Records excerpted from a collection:
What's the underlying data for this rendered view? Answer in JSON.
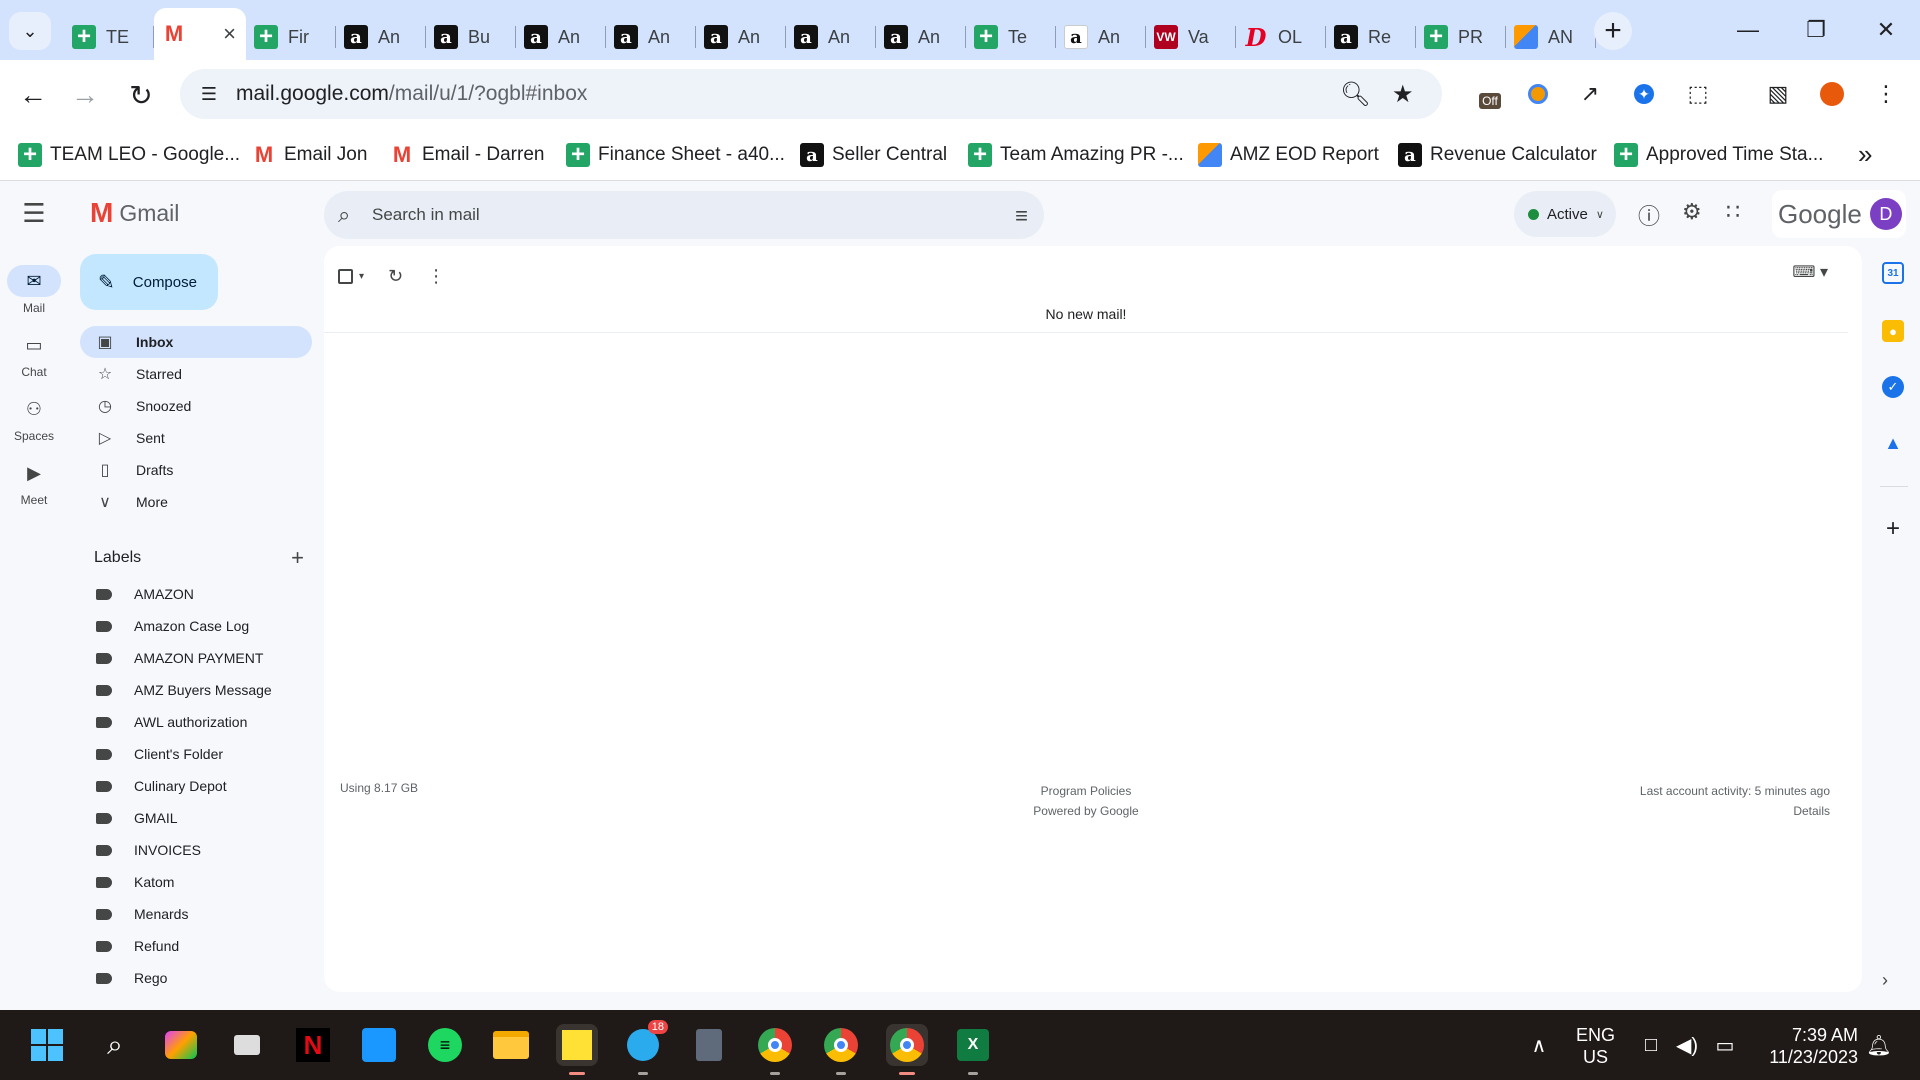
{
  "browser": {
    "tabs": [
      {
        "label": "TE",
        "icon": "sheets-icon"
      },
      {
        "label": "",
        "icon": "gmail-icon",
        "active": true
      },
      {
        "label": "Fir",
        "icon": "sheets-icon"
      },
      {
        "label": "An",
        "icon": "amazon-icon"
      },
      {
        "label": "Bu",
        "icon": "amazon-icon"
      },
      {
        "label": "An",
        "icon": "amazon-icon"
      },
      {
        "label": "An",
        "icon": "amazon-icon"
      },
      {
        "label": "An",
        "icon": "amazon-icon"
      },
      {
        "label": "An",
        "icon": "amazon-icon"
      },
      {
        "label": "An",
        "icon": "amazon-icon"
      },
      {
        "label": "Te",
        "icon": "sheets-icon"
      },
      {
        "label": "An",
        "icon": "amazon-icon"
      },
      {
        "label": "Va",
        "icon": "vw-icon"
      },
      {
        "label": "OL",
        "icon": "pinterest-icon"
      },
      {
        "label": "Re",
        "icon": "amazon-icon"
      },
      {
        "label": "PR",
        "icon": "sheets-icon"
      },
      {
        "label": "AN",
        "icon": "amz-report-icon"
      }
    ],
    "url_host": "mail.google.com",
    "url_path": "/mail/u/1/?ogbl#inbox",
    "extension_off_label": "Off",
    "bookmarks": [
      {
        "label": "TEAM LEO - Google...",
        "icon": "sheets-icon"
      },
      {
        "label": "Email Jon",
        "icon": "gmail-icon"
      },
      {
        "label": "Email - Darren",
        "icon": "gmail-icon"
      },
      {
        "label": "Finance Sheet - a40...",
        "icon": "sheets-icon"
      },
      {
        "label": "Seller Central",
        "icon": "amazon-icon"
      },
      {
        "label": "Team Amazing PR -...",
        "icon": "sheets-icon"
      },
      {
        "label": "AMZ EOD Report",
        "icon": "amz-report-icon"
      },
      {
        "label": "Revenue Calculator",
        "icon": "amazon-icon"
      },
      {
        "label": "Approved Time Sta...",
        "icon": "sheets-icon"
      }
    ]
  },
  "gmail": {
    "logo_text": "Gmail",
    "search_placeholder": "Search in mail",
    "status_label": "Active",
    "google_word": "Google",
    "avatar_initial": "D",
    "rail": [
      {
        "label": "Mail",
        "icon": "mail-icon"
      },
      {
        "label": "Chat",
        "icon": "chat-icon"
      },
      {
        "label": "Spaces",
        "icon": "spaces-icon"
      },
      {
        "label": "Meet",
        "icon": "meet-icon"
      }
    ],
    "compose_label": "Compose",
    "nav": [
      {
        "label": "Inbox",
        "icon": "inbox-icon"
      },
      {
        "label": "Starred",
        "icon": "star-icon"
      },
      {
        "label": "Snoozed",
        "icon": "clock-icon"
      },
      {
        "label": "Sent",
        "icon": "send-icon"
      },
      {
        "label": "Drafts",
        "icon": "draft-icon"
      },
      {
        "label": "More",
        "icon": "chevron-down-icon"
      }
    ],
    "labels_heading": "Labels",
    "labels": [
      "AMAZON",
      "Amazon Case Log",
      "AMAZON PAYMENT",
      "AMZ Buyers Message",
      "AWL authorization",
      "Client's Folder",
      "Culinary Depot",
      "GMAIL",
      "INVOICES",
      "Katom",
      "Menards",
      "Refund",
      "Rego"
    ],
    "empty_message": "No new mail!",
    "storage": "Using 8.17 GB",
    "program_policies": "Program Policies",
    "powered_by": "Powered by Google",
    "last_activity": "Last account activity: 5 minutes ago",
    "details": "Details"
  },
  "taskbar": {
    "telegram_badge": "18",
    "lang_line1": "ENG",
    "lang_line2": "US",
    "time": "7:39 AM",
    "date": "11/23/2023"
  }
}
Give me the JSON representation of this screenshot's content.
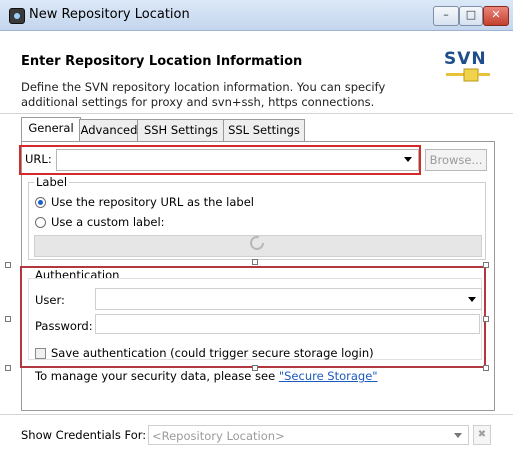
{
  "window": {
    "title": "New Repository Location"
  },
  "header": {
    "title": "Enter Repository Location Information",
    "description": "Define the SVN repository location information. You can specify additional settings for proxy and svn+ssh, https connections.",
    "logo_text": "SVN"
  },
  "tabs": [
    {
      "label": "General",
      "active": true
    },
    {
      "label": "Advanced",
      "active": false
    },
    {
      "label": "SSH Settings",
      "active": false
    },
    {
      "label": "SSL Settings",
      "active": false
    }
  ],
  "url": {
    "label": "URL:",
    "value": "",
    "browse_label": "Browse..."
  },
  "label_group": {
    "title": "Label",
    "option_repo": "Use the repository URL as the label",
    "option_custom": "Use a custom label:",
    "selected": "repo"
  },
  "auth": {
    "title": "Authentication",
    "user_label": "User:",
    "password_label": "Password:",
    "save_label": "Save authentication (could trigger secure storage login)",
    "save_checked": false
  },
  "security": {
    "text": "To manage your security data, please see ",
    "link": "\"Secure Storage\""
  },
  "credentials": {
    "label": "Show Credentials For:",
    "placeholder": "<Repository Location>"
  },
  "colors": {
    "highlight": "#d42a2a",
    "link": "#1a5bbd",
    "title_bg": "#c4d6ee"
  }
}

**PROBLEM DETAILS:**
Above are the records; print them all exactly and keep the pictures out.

**ANSWER SECTION:**
What's the underlying data for this rendered view? Answer in JSON.
{
  "browser": {
    "tabs": [
      {
        "label": "TE",
        "icon": "sheets-icon"
      },
      {
        "label": "",
        "icon": "gmail-icon",
        "active": true
      },
      {
        "label": "Fir",
        "icon": "sheets-icon"
      },
      {
        "label": "An",
        "icon": "amazon-icon"
      },
      {
        "label": "Bu",
        "icon": "amazon-icon"
      },
      {
        "label": "An",
        "icon": "amazon-icon"
      },
      {
        "label": "An",
        "icon": "amazon-icon"
      },
      {
        "label": "An",
        "icon": "amazon-icon"
      },
      {
        "label": "An",
        "icon": "amazon-icon"
      },
      {
        "label": "An",
        "icon": "amazon-icon"
      },
      {
        "label": "Te",
        "icon": "sheets-icon"
      },
      {
        "label": "An",
        "icon": "amazon-icon"
      },
      {
        "label": "Va",
        "icon": "vw-icon"
      },
      {
        "label": "OL",
        "icon": "pinterest-icon"
      },
      {
        "label": "Re",
        "icon": "amazon-icon"
      },
      {
        "label": "PR",
        "icon": "sheets-icon"
      },
      {
        "label": "AN",
        "icon": "amz-report-icon"
      }
    ],
    "url_host": "mail.google.com",
    "url_path": "/mail/u/1/?ogbl#inbox",
    "extension_off_label": "Off",
    "bookmarks": [
      {
        "label": "TEAM LEO - Google...",
        "icon": "sheets-icon"
      },
      {
        "label": "Email Jon",
        "icon": "gmail-icon"
      },
      {
        "label": "Email - Darren",
        "icon": "gmail-icon"
      },
      {
        "label": "Finance Sheet - a40...",
        "icon": "sheets-icon"
      },
      {
        "label": "Seller Central",
        "icon": "amazon-icon"
      },
      {
        "label": "Team Amazing PR -...",
        "icon": "sheets-icon"
      },
      {
        "label": "AMZ EOD Report",
        "icon": "amz-report-icon"
      },
      {
        "label": "Revenue Calculator",
        "icon": "amazon-icon"
      },
      {
        "label": "Approved Time Sta...",
        "icon": "sheets-icon"
      }
    ]
  },
  "gmail": {
    "logo_text": "Gmail",
    "search_placeholder": "Search in mail",
    "status_label": "Active",
    "google_word": "Google",
    "avatar_initial": "D",
    "rail": [
      {
        "label": "Mail",
        "icon": "mail-icon"
      },
      {
        "label": "Chat",
        "icon": "chat-icon"
      },
      {
        "label": "Spaces",
        "icon": "spaces-icon"
      },
      {
        "label": "Meet",
        "icon": "meet-icon"
      }
    ],
    "compose_label": "Compose",
    "nav": [
      {
        "label": "Inbox",
        "icon": "inbox-icon"
      },
      {
        "label": "Starred",
        "icon": "star-icon"
      },
      {
        "label": "Snoozed",
        "icon": "clock-icon"
      },
      {
        "label": "Sent",
        "icon": "send-icon"
      },
      {
        "label": "Drafts",
        "icon": "draft-icon"
      },
      {
        "label": "More",
        "icon": "chevron-down-icon"
      }
    ],
    "labels_heading": "Labels",
    "labels": [
      "AMAZON",
      "Amazon Case Log",
      "AMAZON PAYMENT",
      "AMZ Buyers Message",
      "AWL authorization",
      "Client's Folder",
      "Culinary Depot",
      "GMAIL",
      "INVOICES",
      "Katom",
      "Menards",
      "Refund",
      "Rego"
    ],
    "empty_message": "No new mail!",
    "storage": "Using 8.17 GB",
    "program_policies": "Program Policies",
    "powered_by": "Powered by Google",
    "last_activity": "Last account activity: 5 minutes ago",
    "details": "Details"
  },
  "taskbar": {
    "telegram_badge": "18",
    "lang_line1": "ENG",
    "lang_line2": "US",
    "time": "7:39 AM",
    "date": "11/23/2023"
  }
}
Give me the JSON representation of this screenshot's content.
{
  "window": {
    "title": "New Repository Location"
  },
  "header": {
    "title": "Enter Repository Location Information",
    "description": "Define the SVN repository location information. You can specify additional settings for proxy and svn+ssh, https connections.",
    "logo_text": "SVN"
  },
  "tabs": [
    {
      "label": "General",
      "active": true
    },
    {
      "label": "Advanced",
      "active": false
    },
    {
      "label": "SSH Settings",
      "active": false
    },
    {
      "label": "SSL Settings",
      "active": false
    }
  ],
  "url": {
    "label": "URL:",
    "value": "",
    "browse_label": "Browse..."
  },
  "label_group": {
    "title": "Label",
    "option_repo": "Use the repository URL as the label",
    "option_custom": "Use a custom label:",
    "selected": "repo"
  },
  "auth": {
    "title": "Authentication",
    "user_label": "User:",
    "password_label": "Password:",
    "save_label": "Save authentication (could trigger secure storage login)",
    "save_checked": false
  },
  "security": {
    "text": "To manage your security data, please see ",
    "link": "\"Secure Storage\""
  },
  "credentials": {
    "label": "Show Credentials For:",
    "placeholder": "<Repository Location>"
  },
  "colors": {
    "highlight": "#d42a2a",
    "link": "#1a5bbd",
    "title_bg": "#c4d6ee"
  }
}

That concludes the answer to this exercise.